Exercise goal: Determine how many lines in the records hold the word "kind". Return the number alone.
** Opening Given entries block **
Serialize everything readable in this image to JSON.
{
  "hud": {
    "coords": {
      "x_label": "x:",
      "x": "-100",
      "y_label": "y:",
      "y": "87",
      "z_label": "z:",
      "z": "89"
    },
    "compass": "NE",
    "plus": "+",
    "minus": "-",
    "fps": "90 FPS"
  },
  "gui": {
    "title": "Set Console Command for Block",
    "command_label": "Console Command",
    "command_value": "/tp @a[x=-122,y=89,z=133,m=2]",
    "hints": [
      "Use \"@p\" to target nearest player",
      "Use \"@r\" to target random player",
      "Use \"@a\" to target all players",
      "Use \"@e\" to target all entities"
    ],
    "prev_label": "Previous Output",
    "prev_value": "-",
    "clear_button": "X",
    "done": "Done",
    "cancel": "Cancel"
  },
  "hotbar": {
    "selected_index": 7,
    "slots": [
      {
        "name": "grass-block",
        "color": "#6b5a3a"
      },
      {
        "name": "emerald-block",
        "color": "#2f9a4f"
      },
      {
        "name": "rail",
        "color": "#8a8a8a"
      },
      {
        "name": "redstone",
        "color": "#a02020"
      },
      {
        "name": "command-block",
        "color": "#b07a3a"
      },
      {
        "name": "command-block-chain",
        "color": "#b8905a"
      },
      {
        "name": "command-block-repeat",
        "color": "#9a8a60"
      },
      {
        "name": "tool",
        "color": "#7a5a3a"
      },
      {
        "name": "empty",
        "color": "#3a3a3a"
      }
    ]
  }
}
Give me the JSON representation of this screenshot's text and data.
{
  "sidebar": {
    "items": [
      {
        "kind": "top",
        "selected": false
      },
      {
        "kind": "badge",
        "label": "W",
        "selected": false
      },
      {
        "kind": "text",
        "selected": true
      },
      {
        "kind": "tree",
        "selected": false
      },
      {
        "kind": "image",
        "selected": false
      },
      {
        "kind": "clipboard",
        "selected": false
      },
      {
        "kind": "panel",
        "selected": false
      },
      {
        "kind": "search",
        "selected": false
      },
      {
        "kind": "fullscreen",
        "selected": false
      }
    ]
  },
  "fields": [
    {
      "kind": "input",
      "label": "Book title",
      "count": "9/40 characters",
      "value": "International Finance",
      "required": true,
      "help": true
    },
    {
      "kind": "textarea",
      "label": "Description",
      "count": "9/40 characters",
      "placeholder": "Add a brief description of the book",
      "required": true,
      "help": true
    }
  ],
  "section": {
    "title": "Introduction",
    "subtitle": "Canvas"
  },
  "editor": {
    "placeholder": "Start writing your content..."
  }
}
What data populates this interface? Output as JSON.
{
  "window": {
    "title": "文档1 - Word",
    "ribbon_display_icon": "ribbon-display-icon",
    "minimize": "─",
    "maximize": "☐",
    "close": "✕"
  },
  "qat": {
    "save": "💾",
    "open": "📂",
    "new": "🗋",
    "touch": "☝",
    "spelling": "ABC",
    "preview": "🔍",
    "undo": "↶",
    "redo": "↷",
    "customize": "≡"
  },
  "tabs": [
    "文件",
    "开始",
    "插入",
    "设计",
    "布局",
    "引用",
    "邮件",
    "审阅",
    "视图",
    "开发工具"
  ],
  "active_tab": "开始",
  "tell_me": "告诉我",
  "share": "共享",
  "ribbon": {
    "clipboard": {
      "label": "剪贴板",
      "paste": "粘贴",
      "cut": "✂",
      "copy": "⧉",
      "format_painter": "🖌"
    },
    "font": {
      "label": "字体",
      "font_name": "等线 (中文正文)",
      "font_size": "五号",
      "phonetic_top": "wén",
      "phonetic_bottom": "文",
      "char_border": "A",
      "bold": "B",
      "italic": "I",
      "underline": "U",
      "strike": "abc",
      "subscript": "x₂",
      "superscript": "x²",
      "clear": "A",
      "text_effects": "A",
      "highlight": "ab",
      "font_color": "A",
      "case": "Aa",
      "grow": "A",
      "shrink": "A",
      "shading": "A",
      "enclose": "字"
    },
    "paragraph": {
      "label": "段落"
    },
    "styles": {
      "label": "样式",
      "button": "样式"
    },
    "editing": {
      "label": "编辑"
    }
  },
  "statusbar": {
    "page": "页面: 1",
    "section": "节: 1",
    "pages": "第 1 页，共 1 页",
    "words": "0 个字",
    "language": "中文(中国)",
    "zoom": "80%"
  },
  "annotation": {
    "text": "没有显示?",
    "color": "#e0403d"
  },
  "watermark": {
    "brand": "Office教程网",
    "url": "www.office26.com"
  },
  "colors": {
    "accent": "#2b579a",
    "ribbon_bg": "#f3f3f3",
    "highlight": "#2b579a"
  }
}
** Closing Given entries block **
Solution for this problem: 11